The Escadaria Selaron, or Lapa Steps as they are widely known, were created as a tribute to the people of Brazil by Chilean artist Selaron. He has decorated the long, wide stairway between Lapa and Santa Teresa with green, blue and gold (the colors of the Brazilian flag) ceramic tiles to create a stunning mosaic. The walls of the stairway are a similar color, with the artist using tiles from around the world as a base on which to paint his own, unique images. U2, along with Snoop Dogg and Pharrell, are among the famous artists to have filmed here.
Named for the vibrant Ipanema neighborhood it's located in, Ipanema Beach truly embodies the Brazilian spirit that inspired the Bossa Nova song "The Girl from Ipanema". Sparkling white sand stretches as far as the eye can see and the Dos Hermanos (Two Brothers) mountains form a picturesque backdrop. Rio's tropical weather means plenty of Sun, and the beach draws crowds of Brazilians and visitors looking to relax here. Each of Ipanema's postos or zones has a unique spirit, from the vibrant Posto 9 with its party vibe to the surf-friendly Posto 7. Beach culture at its best, Ipanema offers something for every visitor. Due to the forceful undertow, it's best to swim with caution.
Named for Santa Teresa Convent from the 1750s, this neighborhood, with its winding streets and hilltop views, is a major attraction for tourists and artists alike. Although no longer the affluent area it once was, Santa Teresa is still home to some mansions, one of which is the Chácara do Céu, which was once home to art collector Raimundo Otoni Castro Maya. It now serves as the Museu da Chácara do Céu. Visitors should definitely take the tram ride that starts at the city center and takes them through the streets of Santa Teresa.

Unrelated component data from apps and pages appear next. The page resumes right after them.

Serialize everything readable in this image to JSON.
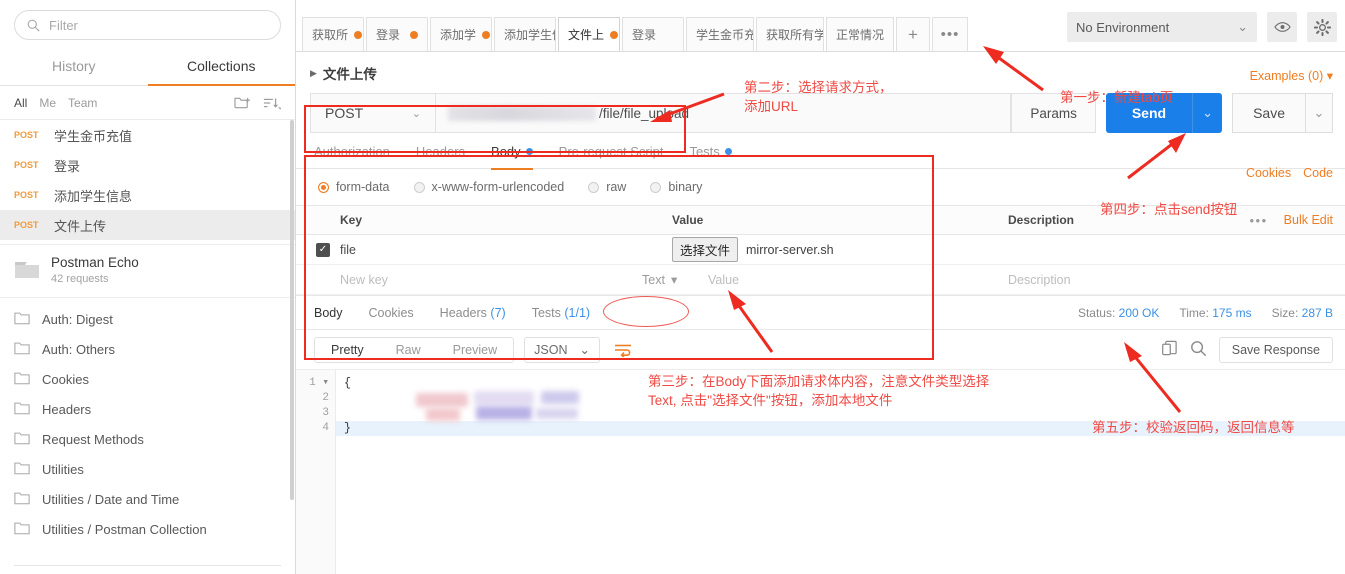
{
  "sidebar": {
    "filter_placeholder": "Filter",
    "tabs": [
      {
        "label": "History",
        "active": false
      },
      {
        "label": "Collections",
        "active": true
      }
    ],
    "scopes": [
      {
        "label": "All",
        "active": true
      },
      {
        "label": "Me",
        "active": false
      },
      {
        "label": "Team",
        "active": false
      }
    ],
    "new_folder_icon": "new-folder-icon",
    "sort_icon": "sort-icon",
    "requests": [
      {
        "method": "POST",
        "name": "学生金币充值",
        "selected": false
      },
      {
        "method": "POST",
        "name": "登录",
        "selected": false
      },
      {
        "method": "POST",
        "name": "添加学生信息",
        "selected": false
      },
      {
        "method": "POST",
        "name": "文件上传",
        "selected": true
      }
    ],
    "collection": {
      "title": "Postman Echo",
      "subtitle": "42 requests",
      "icon": "folder-icon"
    },
    "folders": [
      "Auth: Digest",
      "Auth: Others",
      "Cookies",
      "Headers",
      "Request Methods",
      "Utilities",
      "Utilities / Date and Time",
      "Utilities / Postman Collection"
    ]
  },
  "tabstrip": {
    "tabs": [
      {
        "label": "获取所",
        "dot": true,
        "active": false
      },
      {
        "label": "登录",
        "dot": true,
        "active": false
      },
      {
        "label": "添加学",
        "dot": true,
        "active": false
      },
      {
        "label": "添加学生信息",
        "dot": false,
        "active": false
      },
      {
        "label": "文件上",
        "dot": true,
        "active": true
      },
      {
        "label": "登录",
        "dot": false,
        "active": false
      },
      {
        "label": "学生金币充值",
        "dot": false,
        "active": false
      },
      {
        "label": "获取所有学生",
        "dot": false,
        "active": false
      },
      {
        "label": "正常情况",
        "dot": false,
        "active": false
      }
    ],
    "new_tab_label": "+",
    "more_label": "•••",
    "environment": "No Environment",
    "eye_icon": "eye-icon",
    "gear_icon": "gear-icon"
  },
  "request": {
    "breadcrumb": "文件上传",
    "examples_label": "Examples (0)",
    "method": "POST",
    "url_suffix": "/file/file_upload",
    "params_label": "Params",
    "send_label": "Send",
    "save_label": "Save",
    "tabs": [
      {
        "label": "Authorization",
        "active": false,
        "dot": false
      },
      {
        "label": "Headers",
        "active": false,
        "dot": false
      },
      {
        "label": "Body",
        "active": true,
        "dot": true
      },
      {
        "label": "Pre-request Script",
        "active": false,
        "dot": false
      },
      {
        "label": "Tests",
        "active": false,
        "dot": true
      }
    ],
    "cookies_label": "Cookies",
    "code_label": "Code",
    "body_types": [
      {
        "label": "form-data",
        "selected": true
      },
      {
        "label": "x-www-form-urlencoded",
        "selected": false
      },
      {
        "label": "raw",
        "selected": false
      },
      {
        "label": "binary",
        "selected": false
      }
    ],
    "table": {
      "headers": [
        "Key",
        "Value",
        "Description"
      ],
      "bulk_edit_label": "Bulk Edit",
      "more_label": "•••",
      "rows": [
        {
          "checked": true,
          "key": "file",
          "file_button": "选择文件",
          "file_name": "mirror-server.sh",
          "description": ""
        }
      ],
      "new_row": {
        "key_placeholder": "New key",
        "type_label": "Text",
        "value_placeholder": "Value",
        "description_placeholder": "Description"
      }
    }
  },
  "response": {
    "tabs": [
      {
        "label": "Body",
        "count": "",
        "active": true
      },
      {
        "label": "Cookies",
        "count": "",
        "active": false
      },
      {
        "label": "Headers",
        "count": "(7)",
        "active": false
      },
      {
        "label": "Tests",
        "count": "(1/1)",
        "active": false
      }
    ],
    "status_label": "Status:",
    "status_value": "200 OK",
    "time_label": "Time:",
    "time_value": "175 ms",
    "size_label": "Size:",
    "size_value": "287 B",
    "view_modes": [
      {
        "label": "Pretty",
        "active": true
      },
      {
        "label": "Raw",
        "active": false
      },
      {
        "label": "Preview",
        "active": false
      }
    ],
    "format": "JSON",
    "wrap_icon": "word-wrap-icon",
    "copy_icon": "copy-icon",
    "search_icon": "search-icon",
    "save_response_label": "Save Response",
    "line_numbers": [
      "1",
      "2",
      "3",
      "4"
    ],
    "code_lines": [
      "{",
      "",
      "",
      "}"
    ]
  },
  "annotations": [
    {
      "id": "step1",
      "text": "第一步：新建tab页"
    },
    {
      "id": "step2",
      "text": "第二步：选择请求方式，\n添加URL"
    },
    {
      "id": "step3",
      "text": "第三步：在Body下面添加请求体内容，注意文件类型选择\nText, 点击\"选择文件\"按钮，添加本地文件"
    },
    {
      "id": "step4",
      "text": "第四步：点击send按钮"
    },
    {
      "id": "step5",
      "text": "第五步：校验返回码，返回信息等"
    }
  ],
  "colors": {
    "accent_orange": "#ef7d22",
    "send_blue": "#1a7fe8",
    "annotation_red": "#ef4a44",
    "box_red": "#ee2b20",
    "link_blue": "#3c91e6"
  }
}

Parque Lage is a beautiful public park in Jardim Botânico. Nestled at the foothills of the Corcovado mountain, this natural oasis is somewhat secluded and off most tourist maps. It is home to the former abode of industrialist Enrique Lage, from whom the park gets its name. Take the hiking trail and explore its subtropical plantations and mysterious spots, and make your way to the top of the peak. An oasis of greenery and tranquility amid the urban bustle, this sprawling park is a must visit to experience a breather.
The best place to visit to get an idea of what Rio once looked like, with miles of tropical rain-forests, walking trails, stunning views of the city, waterfalls, creeks and greenery. At this huge urban reserve, it only takes about 20 minutes to immerse yourself in nature. Serious hikers can climb to the summit of Pico da Tijuca, while others can simply enjoy the waterfall, Cascatinha Taunay, at the Alto da Boa Vista.